Supporting mobile devices is a top priority among a majority of community colleges surveyed in the Center for Digital Education’s annual Digital Community Colleges Survey, which offers an inside look at community college innovation and technology.
Other priorities include cybersecurity tools and testing, redesigning or upgrading websites, upgrading classroom technologies, digital content and curriculum, and disaster recovery/business continuity.
According to the survey, 34 percent of community colleges have a strategy in place for the use of mobile devices; 35 percent have a full-time chief information security officer or a similar full-time role; 71 percent of surveyed community colleges’ websites have responsive web design; and 88 percent have off-site data storage redundancies in place.
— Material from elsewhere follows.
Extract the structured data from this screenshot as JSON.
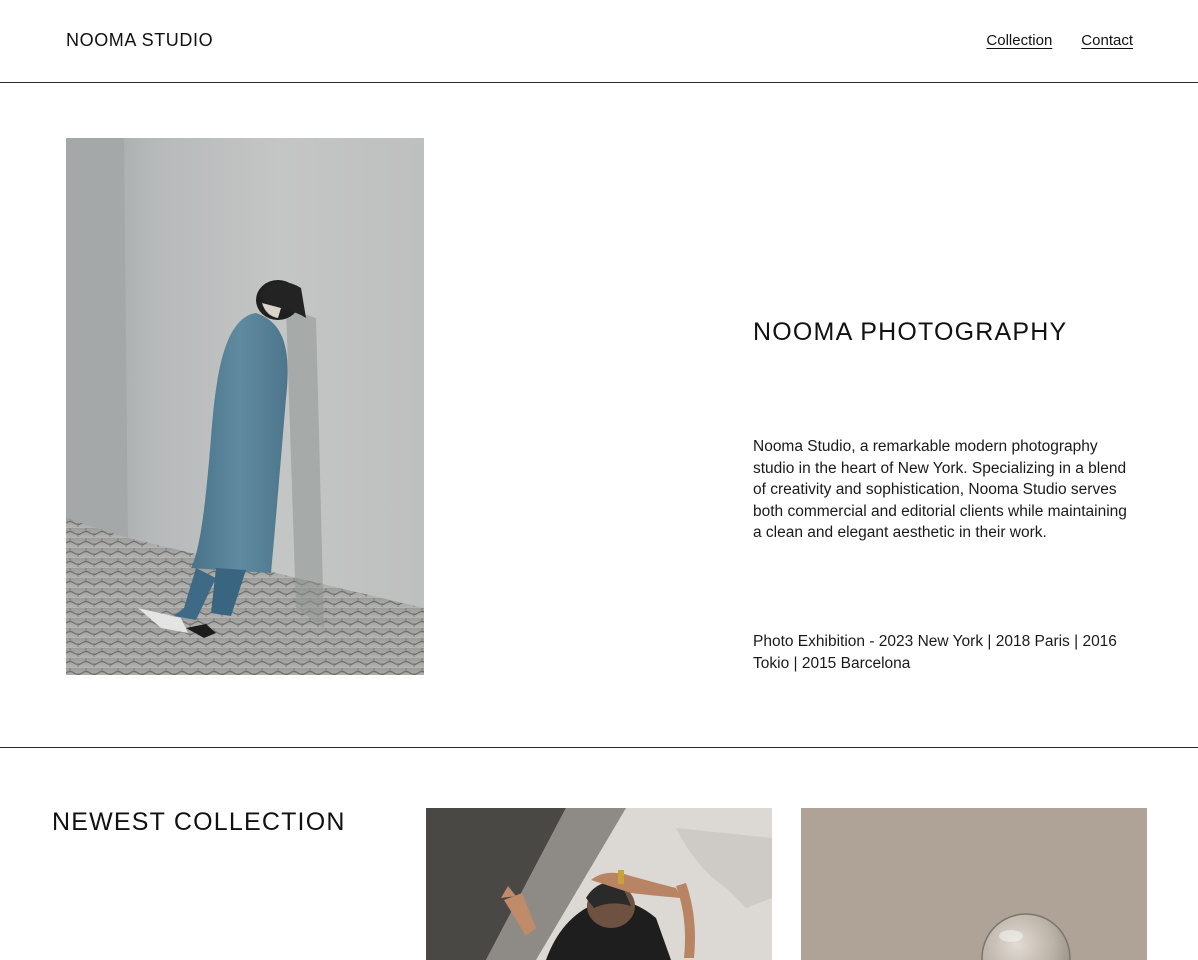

The survey also reveals a number of trends in the top priorities named by surveyed community colleges:
1. 34 percent of surveyed community colleges have a strategy in place for the use of mobile devices
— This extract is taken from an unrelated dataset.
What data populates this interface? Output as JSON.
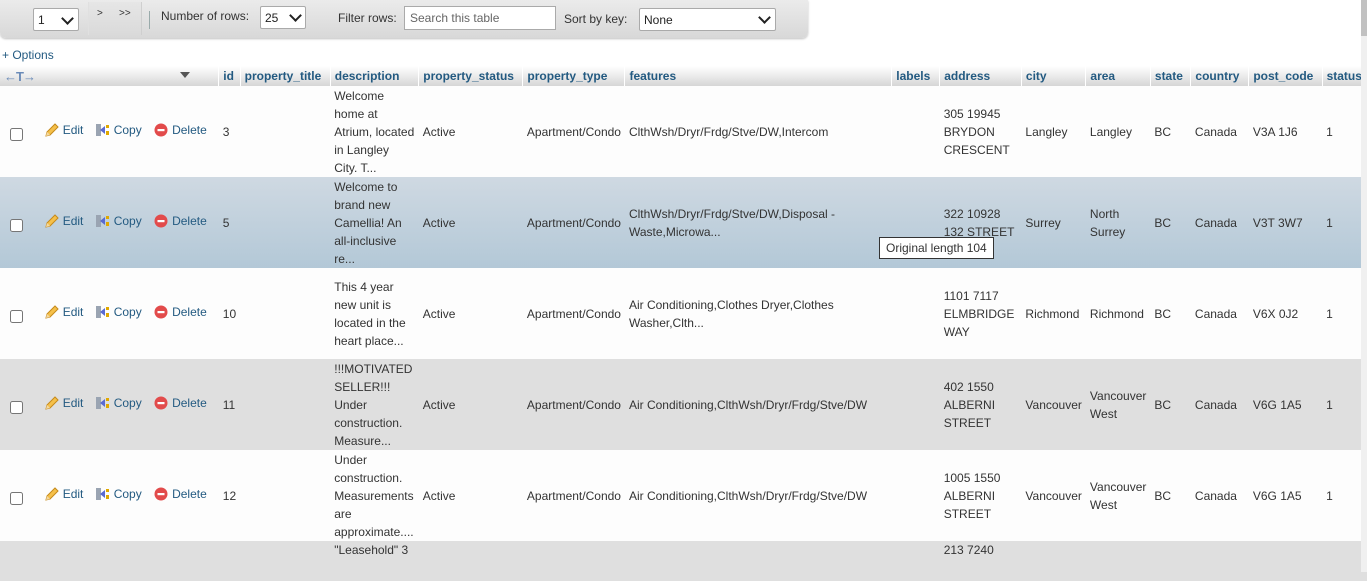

2. 51 percent are piloting the use of mobile devices in classrooms but lack a formal strategy
3. 44 percent of colleges offer professional development for teachers on how to use mobile apps for instruction
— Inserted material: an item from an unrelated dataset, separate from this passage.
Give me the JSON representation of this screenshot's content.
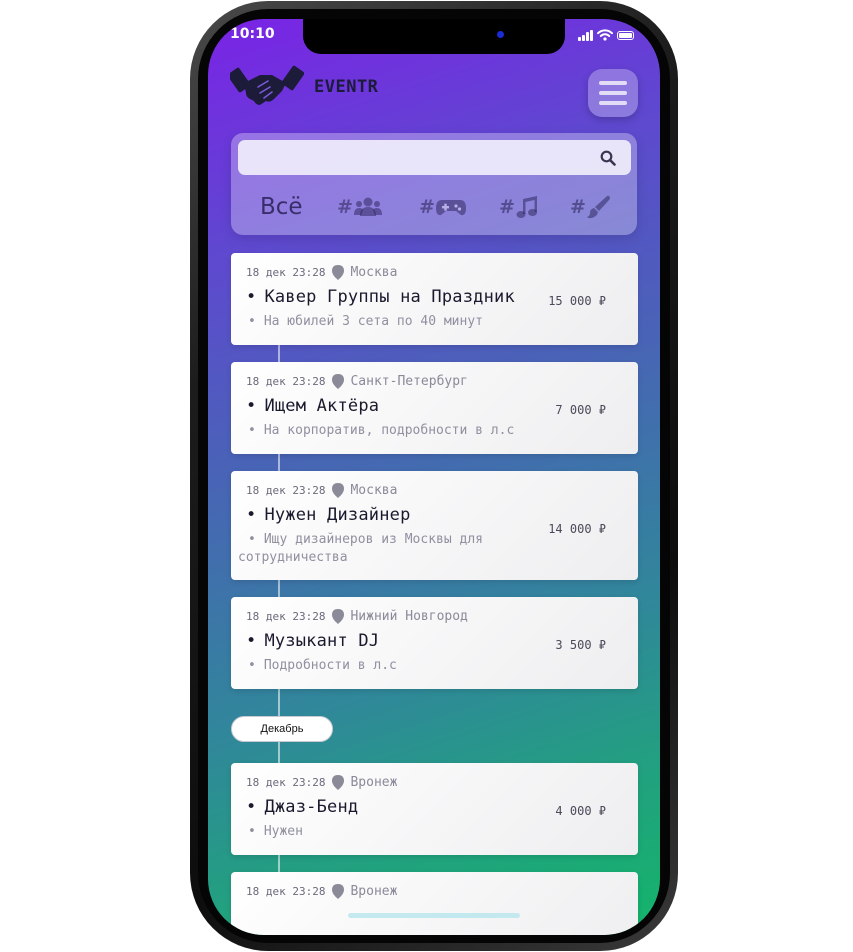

4. 20 percent of colleges offer professional development for teachers or provide specific policies regarding how to protect student privacy when using apps
Upgrading classroom technologies
5. 74 percent of colleges use standardized classroom implementations to cope with limited budgets
6. 77 percent of colleges report they currently use technology tools for the classroom such as interactive whiteboards, document cameras, display equipment, assessment tools
7. 13 percent of colleges will be modernizing, expanding or replacing their classroom technology tools in the next 12-24 months
Content and curriculum
8. 69 percent of colleges employ full-time employee(s) specifically to assist in designing online or multi-modal content and courses for use by college staff/faculty
9. 58 percent of colleges report that many of their instructors are using hybrid or online teaching models